Structural analysis is taught at several different levels.
First, the basics of the subject are taught to architects and building professionals such as quantity surveyors and construction managers, as well as civil engineers, usually on the first year of a degree course.
Although unlikely to become structural engineers, these students need to have some knowledge of the work of the structural engineer as it impinges on their professional careers.
The second, more advanced, level of structures is taught to engineering (particularly civil engineering) students in the second and third years of a degree course. Third, specialist structural engineers study the subject at postgraduate level.
The two books under review are aimed, respectively, at the second and third category of reader identified above.
The second, extensively revised, edition of T. H. G. Megson's text aims to be a complete guide to structural analysis for civil engineering degree students, and it has a breadth of coverage of all the topics that such students are likely to encounter in this field. The author has introduced new material on topics such as plastic analysis and has overhauled many chapters.
Although Megson's book claims to assume "virtually no prior knowledge" on the part of the reader, it is probably most useful to second-year students on degree and HND courses who have grasped basic concepts. It provides good coverage of some of the more difficult topics that are usually covered in the second and third years of civil engineering degree courses, and it goes into more detail than university lecturers are able to provide in the limited student contact time available.
Megson achieves a good balance between presenting mathematically based theory and numerical worked examples. The book is not the only "one-stop shop" structural engineering text that aims to cover all years of a degree course in one volume. While it is more readable and less intimidating than many of its competitors, it is not particularly user friendly, and academically weak students will find it a struggle. However, the more able student will, with application, find the book useful.
It is vitally important that all structures (and therefore all parts of a structure) are stable: buildings or aircraft wings must not buckle or break in normal use. Unfortunately, determining the stability of any given part of a structure is not straightforward. Murari Gambhir's technically complex book attempts to address this issue. It is aimed at the postgraduate student or researcher in aeronautical, civil, mechanical or structural engineering with a specialist interest in the field of structural stability. It is suited to masters-level courses in advanced structural analysis in any of these disciplines. But it is an academic treatise and, unlike Megson's book, has no place on the bookshelf of a practising engineer.
Gambhir has produced a large number of technical papers over his distinguished career, and this book reads like a feature-length technical paper.
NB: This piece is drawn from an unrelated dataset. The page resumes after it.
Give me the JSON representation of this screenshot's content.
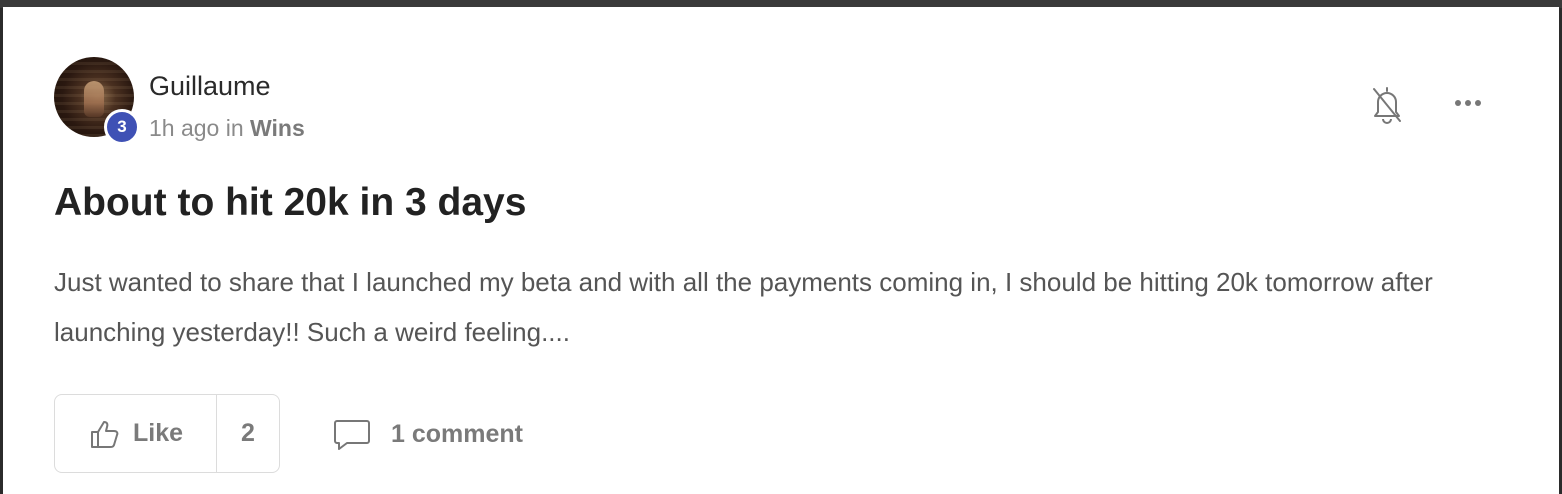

Its major advantage over earlier texts covering the same subject area is that it includes numerical techniques that lend themselves to computer analysis.
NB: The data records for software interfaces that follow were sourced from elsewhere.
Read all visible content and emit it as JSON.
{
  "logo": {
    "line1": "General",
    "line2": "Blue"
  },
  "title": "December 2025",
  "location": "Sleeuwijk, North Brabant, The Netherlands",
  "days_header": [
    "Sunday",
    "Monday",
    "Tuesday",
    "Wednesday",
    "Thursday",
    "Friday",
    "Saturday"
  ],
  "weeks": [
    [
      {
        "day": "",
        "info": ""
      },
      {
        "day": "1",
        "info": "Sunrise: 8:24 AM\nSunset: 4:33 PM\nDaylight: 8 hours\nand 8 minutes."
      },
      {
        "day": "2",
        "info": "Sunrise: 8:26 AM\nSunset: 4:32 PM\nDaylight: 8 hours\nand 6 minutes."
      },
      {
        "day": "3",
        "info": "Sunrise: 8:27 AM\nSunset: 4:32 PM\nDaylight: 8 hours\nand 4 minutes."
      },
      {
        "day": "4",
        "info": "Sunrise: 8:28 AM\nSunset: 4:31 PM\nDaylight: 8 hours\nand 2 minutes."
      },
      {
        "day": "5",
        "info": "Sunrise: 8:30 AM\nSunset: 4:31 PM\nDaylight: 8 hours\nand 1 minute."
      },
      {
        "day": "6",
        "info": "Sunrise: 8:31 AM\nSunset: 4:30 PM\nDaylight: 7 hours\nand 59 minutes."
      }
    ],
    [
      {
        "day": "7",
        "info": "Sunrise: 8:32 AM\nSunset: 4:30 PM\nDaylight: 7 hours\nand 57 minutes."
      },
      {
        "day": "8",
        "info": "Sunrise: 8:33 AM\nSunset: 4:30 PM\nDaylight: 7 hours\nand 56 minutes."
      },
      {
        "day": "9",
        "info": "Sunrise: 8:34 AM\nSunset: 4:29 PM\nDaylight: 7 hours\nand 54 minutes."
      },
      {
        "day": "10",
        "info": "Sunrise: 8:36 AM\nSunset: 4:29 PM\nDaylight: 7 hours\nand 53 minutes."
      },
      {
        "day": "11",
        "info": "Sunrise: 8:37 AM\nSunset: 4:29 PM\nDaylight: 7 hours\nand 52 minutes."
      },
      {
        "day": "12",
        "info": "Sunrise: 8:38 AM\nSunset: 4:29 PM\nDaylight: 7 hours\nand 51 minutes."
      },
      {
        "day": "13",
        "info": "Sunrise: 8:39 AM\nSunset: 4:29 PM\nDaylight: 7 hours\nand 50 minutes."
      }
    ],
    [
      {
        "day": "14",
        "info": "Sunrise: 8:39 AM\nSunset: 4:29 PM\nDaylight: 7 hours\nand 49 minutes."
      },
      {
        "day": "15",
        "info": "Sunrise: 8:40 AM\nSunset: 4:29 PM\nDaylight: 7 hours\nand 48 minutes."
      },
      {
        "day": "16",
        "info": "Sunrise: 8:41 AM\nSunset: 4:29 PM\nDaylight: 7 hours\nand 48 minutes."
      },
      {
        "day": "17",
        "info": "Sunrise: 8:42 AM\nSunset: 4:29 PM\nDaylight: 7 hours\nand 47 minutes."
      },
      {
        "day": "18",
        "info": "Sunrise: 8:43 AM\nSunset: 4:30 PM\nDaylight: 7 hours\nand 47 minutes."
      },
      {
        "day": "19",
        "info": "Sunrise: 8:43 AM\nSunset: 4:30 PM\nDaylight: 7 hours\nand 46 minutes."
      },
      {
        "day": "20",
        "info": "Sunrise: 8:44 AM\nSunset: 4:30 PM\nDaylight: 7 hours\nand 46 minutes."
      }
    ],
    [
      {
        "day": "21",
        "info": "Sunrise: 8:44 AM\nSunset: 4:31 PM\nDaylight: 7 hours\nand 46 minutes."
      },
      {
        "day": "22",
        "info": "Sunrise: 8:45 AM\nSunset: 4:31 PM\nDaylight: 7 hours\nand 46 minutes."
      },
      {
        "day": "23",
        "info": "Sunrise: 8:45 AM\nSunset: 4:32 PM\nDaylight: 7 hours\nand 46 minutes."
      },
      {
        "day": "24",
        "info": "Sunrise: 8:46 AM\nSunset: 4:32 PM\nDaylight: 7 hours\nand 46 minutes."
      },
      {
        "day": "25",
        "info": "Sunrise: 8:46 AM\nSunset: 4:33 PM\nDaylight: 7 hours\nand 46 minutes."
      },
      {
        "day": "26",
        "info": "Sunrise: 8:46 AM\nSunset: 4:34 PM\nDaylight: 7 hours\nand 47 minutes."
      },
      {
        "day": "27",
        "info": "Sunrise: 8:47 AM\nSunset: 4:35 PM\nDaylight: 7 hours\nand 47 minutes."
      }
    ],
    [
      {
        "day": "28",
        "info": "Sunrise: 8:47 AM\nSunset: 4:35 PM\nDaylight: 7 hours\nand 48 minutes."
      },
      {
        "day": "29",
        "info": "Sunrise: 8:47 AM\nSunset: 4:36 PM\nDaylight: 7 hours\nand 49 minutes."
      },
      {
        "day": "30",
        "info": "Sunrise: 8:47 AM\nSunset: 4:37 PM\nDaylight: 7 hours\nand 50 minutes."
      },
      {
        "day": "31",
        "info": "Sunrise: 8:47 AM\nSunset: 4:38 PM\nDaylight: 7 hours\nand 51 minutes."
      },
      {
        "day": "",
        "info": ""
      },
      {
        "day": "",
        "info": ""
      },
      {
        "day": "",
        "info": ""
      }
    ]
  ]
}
But it is not for the mathematically deficient: the author inadvertently warns of this in the book's preface, where he states that "only a minimum knowledge of calculus, Fourier series and Bessel functions is assumed on the part of the reader".
However, it is an excellent, comprehensive guide to the mathematical analysis of the stability of various structural components, and it should prove a useful reference for the specialist academics at whom it is aimed.
Philip Garrison is senior lecturer in structural engineering, Leeds Metropolitan University.
Structural and Stress Analysis. Second edition
Author - T. H. G. Megson
Publisher - Butterworth Heinemann
Pages - 724
Price - £.99
ISBN - 0 7506 6221 2